For organizations that use the calendar year as its fiscal year, the deadline for filing your annual information return (on Form 990, or some variant of it) is fast approaching: May 16, 2016. Let’s look at some of the basics of annual information return reporting for 501(c)(3) organizations:
Which version of Form 990 do I file?
There are three main variants for Form 990:
- Form 990, for most organizations with gross receipts of $200,000 or more OR total assets of $500,000 or more;
- Form 990-EZ, for most organizations with gross receipts of less than $200,000 AND total assets of less than $500,000;
- Form 990-N (e-Postcard), for most organizations with gross receipts under $50,000.
Don’t forget that your filing may be more than just the form itself–you may have additional schedules to fill out as well. If you’re working on these forms, be careful; make sure you get all the schedules you need as well–and you may want to have a professional work on it anyway.
If you qualify for 990-N (e-Postcard) filing, there is no paper form; the form is submitted electronically through the IRS website. If you’ve filed a 990-N before, that’s a new thing–the IRS had accepted them through the Urban Institute, but that changed at the end of February 2016.
There are still some organizations that are exempt from filing Form 990, and the IRS has a list of those exceptions. If your organization is of a type on that list, make sure you review the list closely to ensure that you don’t have to file something else instead. For instance, the list includes stock bonus, pension, or profit-sharing trusts that qualify under section 401 of the Internal Revenue Code. However, that entry also indicates that those trusts should file Form 5500, so be careful to make sure you don’t have some other reporting requirement.

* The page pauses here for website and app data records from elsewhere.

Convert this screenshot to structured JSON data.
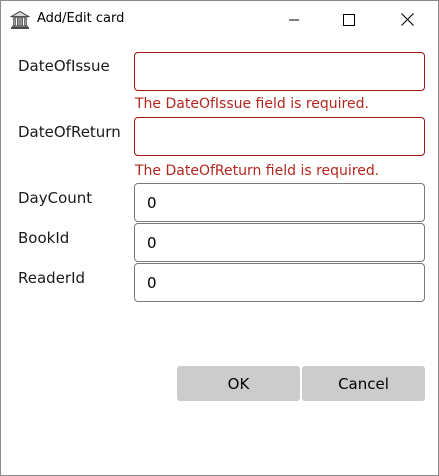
{
  "window": {
    "title": "Add/Edit card",
    "app_icon": "bank-building-icon",
    "controls": [
      "minimize-icon",
      "maximize-icon",
      "close-icon"
    ]
  },
  "form": {
    "date_of_issue": {
      "label": "DateOfIssue",
      "value": "",
      "error": "The DateOfIssue field is required."
    },
    "date_of_return": {
      "label": "DateOfReturn",
      "value": "",
      "error": "The DateOfReturn field is required."
    },
    "day_count": {
      "label": "DayCount",
      "value": "0"
    },
    "book_id": {
      "label": "BookId",
      "value": "0"
    },
    "reader_id": {
      "label": "ReaderId",
      "value": "0"
    }
  },
  "buttons": {
    "ok_label": "OK",
    "cancel_label": "Cancel"
  },
  "colors": {
    "error": "#b3261e",
    "invalid_border": "#a31515",
    "button_bg": "#cccccc"
  }
}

When do I have to file?
Form 990 is due by the 15th day of the 5th month following the close of your fiscal year. If your organization’s fiscal year is the calendar year, that usually means May 15 of the following year. This year, May 15, 2016 happens to fall on a Sunday, so the deadline falls on the following Monday, May 16. If you have a different fiscal year, you’ll need to calculate it from the end of your fiscal year.
What if I miss required filings?
If you don’t file for 3 consecutive years, the IRS will automatically revoke your organization’s tax-exempt status. If that happens, the organization will no longer be tax-exempt starting from the due date of the third missed return. If the organization was a 501(c)(3) organization prior to revocation, any contributions you receive after revocation will no longer be tax-deductible for your donors, which can be a very big mess.
If your organization is automatically revoked, it is significant work to have the tax-exempt status reinstated. If this happens, you have to file an application to have your organization’s tax-exempt status reinstated. Depending on the circumstances, this can be a lot of work–in one case, I had an organization that had to file a new 1023, 990-EZs for each of the missing years, and a statement explaining why the failures occurred and how the failures would be prevented in the future. Short version: make sure the return gets filed each year!
If your organization needs an extension, it can apply for one using Form 8868.
Remember, Form 990 is a public document, and it tells the public a lot about your finances. It should be completed carefully and accurately. However, it also gives you some opportunity to brag about the projects you’ve completed, so you really can use it as an opportunity to show off your organization’s work.
Note: a version of this post originally appeared on my firm’s website, attorneykevinkelly.com, and has been updated for publication here.